__Work item__. Collect each line of the records containing the string "JSON".

***** Data shown

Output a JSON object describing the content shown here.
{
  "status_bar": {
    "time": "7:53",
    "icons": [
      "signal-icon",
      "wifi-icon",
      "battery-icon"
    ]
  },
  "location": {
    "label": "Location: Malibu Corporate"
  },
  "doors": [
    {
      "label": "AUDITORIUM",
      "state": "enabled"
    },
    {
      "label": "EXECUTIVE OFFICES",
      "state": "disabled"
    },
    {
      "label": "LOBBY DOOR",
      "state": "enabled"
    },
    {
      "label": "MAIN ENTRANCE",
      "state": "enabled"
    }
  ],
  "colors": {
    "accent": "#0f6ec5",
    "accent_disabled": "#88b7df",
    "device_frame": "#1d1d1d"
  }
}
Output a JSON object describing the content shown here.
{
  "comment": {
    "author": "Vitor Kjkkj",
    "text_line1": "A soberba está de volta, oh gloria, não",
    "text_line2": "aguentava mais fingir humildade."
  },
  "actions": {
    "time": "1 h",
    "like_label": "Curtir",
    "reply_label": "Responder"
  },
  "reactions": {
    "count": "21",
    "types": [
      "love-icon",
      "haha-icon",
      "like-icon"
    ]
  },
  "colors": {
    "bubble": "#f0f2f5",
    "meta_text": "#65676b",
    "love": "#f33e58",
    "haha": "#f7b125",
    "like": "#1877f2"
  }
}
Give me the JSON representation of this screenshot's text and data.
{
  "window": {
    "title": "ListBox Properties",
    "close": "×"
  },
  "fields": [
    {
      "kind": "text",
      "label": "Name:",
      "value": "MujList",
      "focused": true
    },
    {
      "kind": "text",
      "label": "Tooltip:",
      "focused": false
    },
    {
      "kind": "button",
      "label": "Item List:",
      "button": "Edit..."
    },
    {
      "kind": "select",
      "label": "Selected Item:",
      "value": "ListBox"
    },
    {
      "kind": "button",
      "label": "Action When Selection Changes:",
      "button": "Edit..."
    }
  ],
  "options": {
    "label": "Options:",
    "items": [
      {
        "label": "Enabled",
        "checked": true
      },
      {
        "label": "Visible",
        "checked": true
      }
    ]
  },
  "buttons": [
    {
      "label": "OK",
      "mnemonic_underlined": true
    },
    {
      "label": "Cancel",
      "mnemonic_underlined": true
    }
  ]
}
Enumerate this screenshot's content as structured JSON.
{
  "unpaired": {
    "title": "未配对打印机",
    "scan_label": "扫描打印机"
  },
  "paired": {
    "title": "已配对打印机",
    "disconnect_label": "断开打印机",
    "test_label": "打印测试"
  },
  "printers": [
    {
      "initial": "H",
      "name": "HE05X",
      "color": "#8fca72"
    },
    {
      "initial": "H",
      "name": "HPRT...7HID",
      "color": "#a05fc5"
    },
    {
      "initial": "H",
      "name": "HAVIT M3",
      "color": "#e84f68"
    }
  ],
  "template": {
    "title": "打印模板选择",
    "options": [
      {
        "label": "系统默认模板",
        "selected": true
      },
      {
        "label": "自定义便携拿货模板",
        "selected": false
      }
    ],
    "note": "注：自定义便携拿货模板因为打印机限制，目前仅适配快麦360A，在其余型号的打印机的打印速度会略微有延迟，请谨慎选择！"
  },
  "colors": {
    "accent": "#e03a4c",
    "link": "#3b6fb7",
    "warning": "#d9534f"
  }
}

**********

__Answer__.
Output a JSON object describing the content shown here.
Output a JSON object describing the content shown here.
Give me the JSON representation of this screenshot's text and data.
Enumerate this screenshot's content as structured JSON.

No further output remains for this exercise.